Pakistan and India have reported progress in their year-long peace process but they remain far apart on ways to resolve their territorial dispute over Kashmir, the cause of two of the three wars between them.
Senior Indian and Pakistani officials began talks in Islamabad Monday in an effort to accelerate their slow-moving peace process launched earlier this year.
In the first of two days of talks, Pakistan's Foreign Secretary Riaz Khokar and his Indian counterpart Shyam Saran exchanged proposals on how to reduce risks of another conventional war and build confidence about nuclear weapons the two countries possess.
Officials from both the countries say the two sides exchanged proposals but agreed these would require further study before any agreement could be reached.
The most contentious issue between India and Pakistan, the divided region of Kashmir, will come under discussion Tuesday. But Indian Foreign Secretary Saran has rule out any quick breakthrough in that dispute.

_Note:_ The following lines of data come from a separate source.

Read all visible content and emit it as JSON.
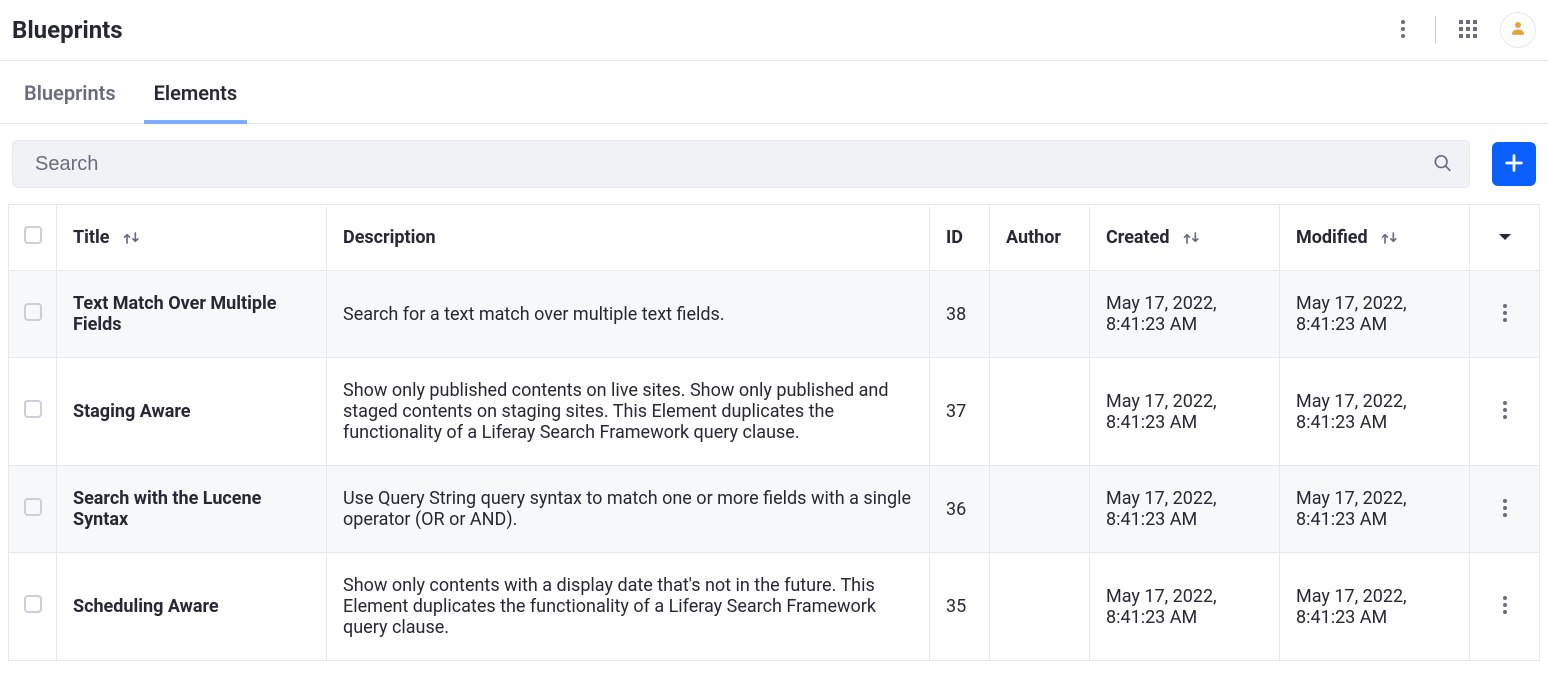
{
  "header": {
    "title": "Blueprints"
  },
  "tabs": [
    {
      "label": "Blueprints",
      "active": false
    },
    {
      "label": "Elements",
      "active": true
    }
  ],
  "search": {
    "placeholder": "Search",
    "value": ""
  },
  "table": {
    "columns": {
      "title": "Title",
      "description": "Description",
      "id": "ID",
      "author": "Author",
      "created": "Created",
      "modified": "Modified"
    },
    "rows": [
      {
        "title": "Text Match Over Multiple Fields",
        "description": "Search for a text match over multiple text fields.",
        "id": "38",
        "author": "",
        "created": "May 17, 2022, 8:41:23 AM",
        "modified": "May 17, 2022, 8:41:23 AM"
      },
      {
        "title": "Staging Aware",
        "description": "Show only published contents on live sites. Show only published and staged contents on staging sites. This Element duplicates the functionality of a Liferay Search Framework query clause.",
        "id": "37",
        "author": "",
        "created": "May 17, 2022, 8:41:23 AM",
        "modified": "May 17, 2022, 8:41:23 AM"
      },
      {
        "title": "Search with the Lucene Syntax",
        "description": "Use Query String query syntax to match one or more fields with a single operator (OR or AND).",
        "id": "36",
        "author": "",
        "created": "May 17, 2022, 8:41:23 AM",
        "modified": "May 17, 2022, 8:41:23 AM"
      },
      {
        "title": "Scheduling Aware",
        "description": "Show only contents with a display date that's not in the future. This Element duplicates the functionality of a Liferay Search Framework query clause.",
        "id": "35",
        "author": "",
        "created": "May 17, 2022, 8:41:23 AM",
        "modified": "May 17, 2022, 8:41:23 AM"
      }
    ]
  }
}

"If you are looking at an instant solution or if you are looking at a solution that is visible on the horizon, that is not the case at this point in time. Given the complexity of the situation it is difficult to just sit down and find a solution over the next couple of days," he said, speaking to reporters at the end of first round of talks.
Mr. Saran says that both India and Pakistan must sustain their current peace dialogue to try to narrow down their differences in issues like Kashmir.

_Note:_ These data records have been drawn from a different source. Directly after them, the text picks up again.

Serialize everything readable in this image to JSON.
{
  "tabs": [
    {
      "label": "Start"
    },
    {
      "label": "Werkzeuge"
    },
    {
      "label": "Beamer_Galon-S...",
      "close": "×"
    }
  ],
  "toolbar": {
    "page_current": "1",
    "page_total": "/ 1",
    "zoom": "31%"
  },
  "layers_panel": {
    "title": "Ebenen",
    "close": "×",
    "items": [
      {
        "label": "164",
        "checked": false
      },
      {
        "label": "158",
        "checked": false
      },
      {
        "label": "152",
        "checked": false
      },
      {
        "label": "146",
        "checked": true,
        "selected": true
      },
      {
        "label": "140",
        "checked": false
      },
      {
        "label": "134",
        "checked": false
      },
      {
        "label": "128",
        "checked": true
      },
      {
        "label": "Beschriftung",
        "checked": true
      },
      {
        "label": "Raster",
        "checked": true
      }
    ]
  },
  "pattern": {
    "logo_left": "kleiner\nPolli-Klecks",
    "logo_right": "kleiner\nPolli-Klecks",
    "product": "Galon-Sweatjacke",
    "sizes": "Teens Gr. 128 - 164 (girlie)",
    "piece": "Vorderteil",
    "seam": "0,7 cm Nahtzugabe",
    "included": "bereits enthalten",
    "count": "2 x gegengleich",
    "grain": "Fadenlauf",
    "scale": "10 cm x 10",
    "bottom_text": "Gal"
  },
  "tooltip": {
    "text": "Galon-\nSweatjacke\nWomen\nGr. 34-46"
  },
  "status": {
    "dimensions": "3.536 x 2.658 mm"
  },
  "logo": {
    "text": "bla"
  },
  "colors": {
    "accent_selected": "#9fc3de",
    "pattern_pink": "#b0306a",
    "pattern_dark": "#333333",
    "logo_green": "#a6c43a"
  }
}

"If we make it possible for people to interact with each other more, if we make it possible for people from both sides of the border - both sides of the LOC [ceasefire line in Kashmir] - to have greater contact perhaps options, which do not appear visible today perhaps over a period of time options will become more visible," he said.

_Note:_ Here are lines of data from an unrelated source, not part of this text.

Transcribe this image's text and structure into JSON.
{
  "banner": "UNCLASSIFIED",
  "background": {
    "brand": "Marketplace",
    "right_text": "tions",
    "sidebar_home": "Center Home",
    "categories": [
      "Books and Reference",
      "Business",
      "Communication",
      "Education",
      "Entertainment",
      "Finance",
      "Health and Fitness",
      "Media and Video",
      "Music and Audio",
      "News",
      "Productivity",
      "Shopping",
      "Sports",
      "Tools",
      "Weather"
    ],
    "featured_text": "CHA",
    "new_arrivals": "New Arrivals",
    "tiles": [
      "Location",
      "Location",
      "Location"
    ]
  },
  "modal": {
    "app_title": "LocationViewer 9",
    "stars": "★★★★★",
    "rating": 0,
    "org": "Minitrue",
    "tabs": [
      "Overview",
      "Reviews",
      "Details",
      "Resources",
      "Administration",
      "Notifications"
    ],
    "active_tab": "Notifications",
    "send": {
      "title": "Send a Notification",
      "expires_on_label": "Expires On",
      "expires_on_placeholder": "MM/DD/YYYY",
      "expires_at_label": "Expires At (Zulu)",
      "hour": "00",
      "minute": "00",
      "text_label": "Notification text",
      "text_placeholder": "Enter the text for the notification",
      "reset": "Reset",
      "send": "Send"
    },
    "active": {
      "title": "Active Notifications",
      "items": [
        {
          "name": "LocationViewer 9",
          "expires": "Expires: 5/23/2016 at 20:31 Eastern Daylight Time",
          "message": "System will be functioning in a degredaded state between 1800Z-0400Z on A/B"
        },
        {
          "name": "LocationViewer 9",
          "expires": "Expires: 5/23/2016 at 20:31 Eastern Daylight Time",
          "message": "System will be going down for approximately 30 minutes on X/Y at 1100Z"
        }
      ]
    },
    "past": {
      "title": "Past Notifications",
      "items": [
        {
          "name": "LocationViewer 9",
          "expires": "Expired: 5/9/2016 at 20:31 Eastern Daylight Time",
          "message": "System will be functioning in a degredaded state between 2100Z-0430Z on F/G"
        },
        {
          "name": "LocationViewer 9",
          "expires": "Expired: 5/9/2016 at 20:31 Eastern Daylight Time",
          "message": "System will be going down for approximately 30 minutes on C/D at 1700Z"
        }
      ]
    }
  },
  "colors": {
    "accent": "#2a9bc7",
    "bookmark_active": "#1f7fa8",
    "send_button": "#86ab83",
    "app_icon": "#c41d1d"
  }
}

Pakistan has put forward a broad range of proposals to resolve Kashmir. They include demilitarizing the territory while a compromise is sought over its status, which could include joint control, some form of United Nations control or independence of Kashmir. But India has rejected a redrawing of borders in the disputed region.
Pakistan Foreign Ministry spokesman Masood Khan told a separate news conference that if rigid positions were maintained the dialogue process will not progress. However, he noted the peace talks are helping reduce tensions in the region.
"We have come a long way from that situation that brinkmanship, which everybody feared could escalate to the nuclear level. We have differences of course but we are sitting across the table and we are talking to each other," added Masood Khan.
Pakistan and India came close to another war over Kashmir in 2002. But since then, the two countries have restored diplomatic and sports links. The cease-fire agreement along the military line dividing Kashmir has held for more than a year.
On Monday, India said it will grant visit visas at its land border to Pakistanis over age 65 and under 12 as well as let Pakistanis study in India.
Pakistan also offered relief aid to India after parts of the country were devastated by Sunday's powerful tsunami.